GDL: I think my entire first season of Everyday Italian was a complete disaster! I lost about eight pounds right around the pilot episode, just from fear. Fear can really take over your life in a way that you can’t even imagine, and it did both physically and mentally for me. It took me a long time to get comfortable, as I said, and it was truly all because of my brother’s help, who unfortunately died about ten years ago. He really pushed me to succeed—at the time he worked with my family and knew how to run a camera, and he told me, “I’m going to make you comfortable in front of the camera because you cannot continue like this. I think you actually have a shot, but you have to get more comfortable,” and then he would just follow me everywhere with a camera during my time off. It was like a reality show, before those really existed. And finally, over a span of three months, I started to open up. He peeled away at the layers and he was able to get to my core, and although he’s not around anymore, I will never, ever forget that that’s how it all came to be.
JBF: Your latest Food Network show is Giada in Italy. We know it’s hard to choose, but what's your current favorite Italian city to dine in? And what do you eat while you’re there?

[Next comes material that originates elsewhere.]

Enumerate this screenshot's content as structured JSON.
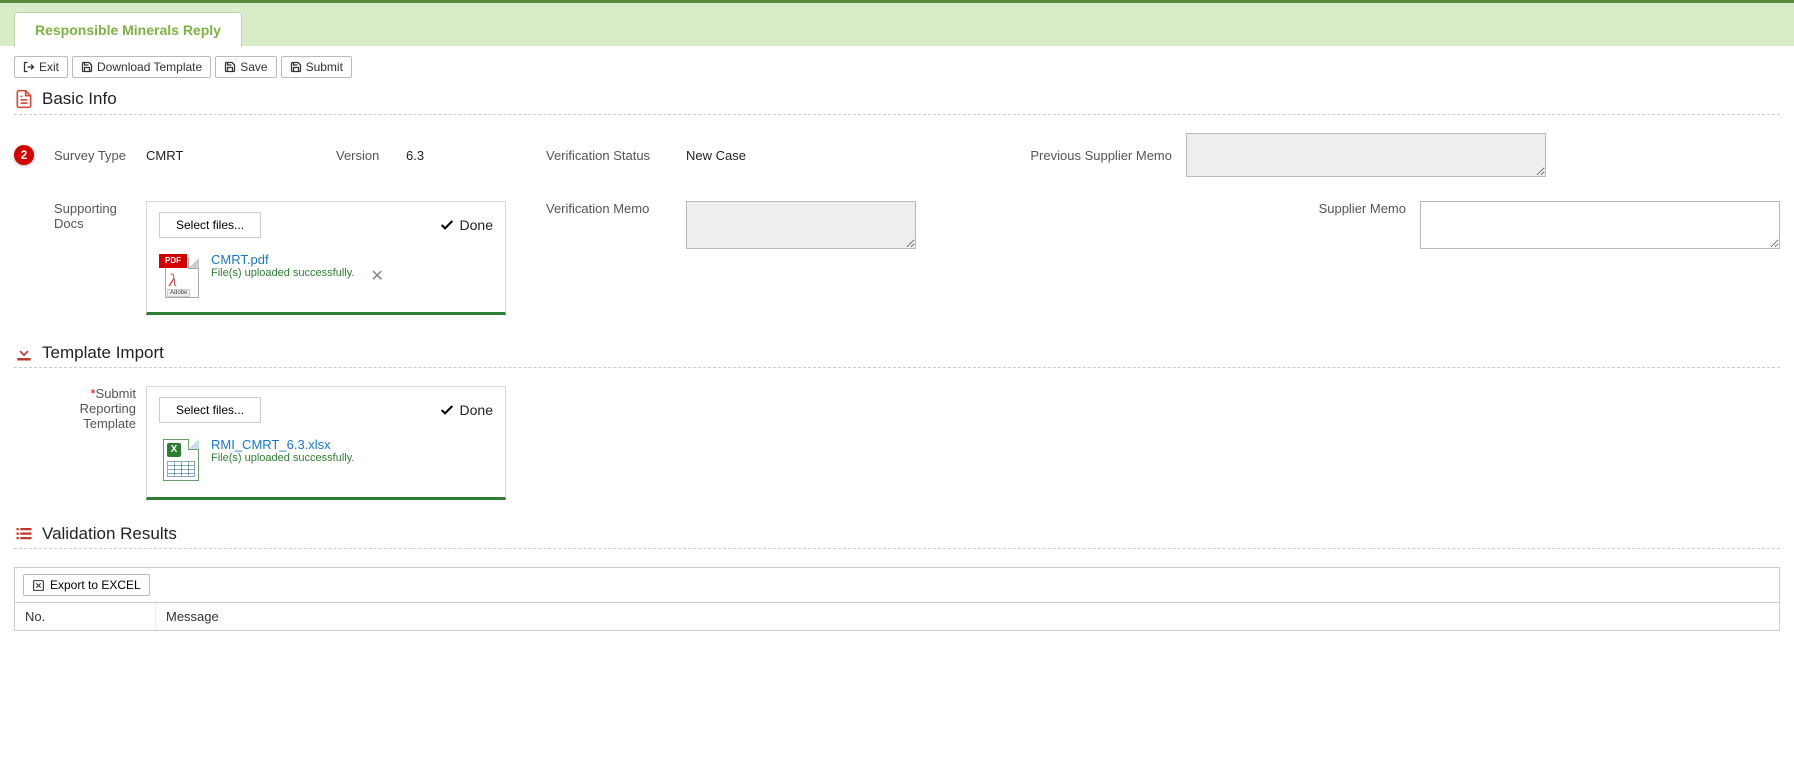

GDL: Oh boy, that IS hard! Well, I’ve spent so much time in Positano, and I've never eaten better in my life, so I’m going to say that my current favorite would be Positano (although Rome is pretty amazing as well!). Everything you eat there is great, but I would say my top choice would be the eggplant Parmesan—it’s some of the best I've ever had in my life. And the arancini, the giant-sized ones with saffron and cheese that just melts as you pull them open. And then, of course, the limoncello is phenomenal. They have a limoncello granita that they sell on the street, which is pretty amazing. I could go on and on!
JBF: Is there a food trend or ingredient that you just can’t stand?
GDL: Truffle on everything! At my restaurant, they are desperate to put truffles on everything, and it’s something I fight tooth and nail. During the holidays I do it, because truffles are in season, but other than that, I do not. And you know what? I’m tired of seeing kale everywhere. It’s so overdone at this point. I feel like everybody’s got a kale salad. And, quite frankly, I don’t really like kale raw. It’s hard on your system.
JBF: Conversely, is there a technique or ingredient that you just can’t get enough of right now?
GDL: For Thanksgiving this year, I’m doing a spatchcocked turkey, and that’s something that I've really enjoyed getting to know how to do and cut down time in the kitchen, and I do it with chicken, as well. As for an ingredient, right now it’s pomegranate. We create specialty menus for the holidays at my restaurant, and the running joke is that I just want to throw pomegranate seeds on everything because they look like little red jewels.
JBF: Finally, do you have a simple, back-pocket recipe to share with our readers?
GDL: One of my daughter’s favorites is my stuffed chicken parm, so I’ve been making that a lot. Basically, just take a thin chicken cutlet that you can get these days at the grocery store, and layer it with a piece of prosciutto, Parmesan cheese, and a basil leaf. Then wrap it up, and put a little toothpick in it to hold it together, and dip it in a little bit of flour, egg, and Panko bread crumbs. Then just shallow-fry it—and I always make it in advance to leave it in a low oven (150 to 200 degrees, depending on the oven) and keep it warm because it makes it crispier. Make sure to keep it uncovered, because otherwise it makes the breading moist and then it gets soft. Then I just heat up some marinara, which I always have in my freezer. Sometimes I even keep marinara in little ice cubes, so that I can just pop out what I need… But you can always use your favorite jarred marinara, if that’s easier. And it’s also great for leftovers! The next day, I usually make my daughter little sandwiches on brioche bread. I slice the chicken real thin, and I top it with a little mayonnaise and avocado. That’s been my go-to lately.
Get the full recipe for Giada’s Stuffed Chicken Parmesan.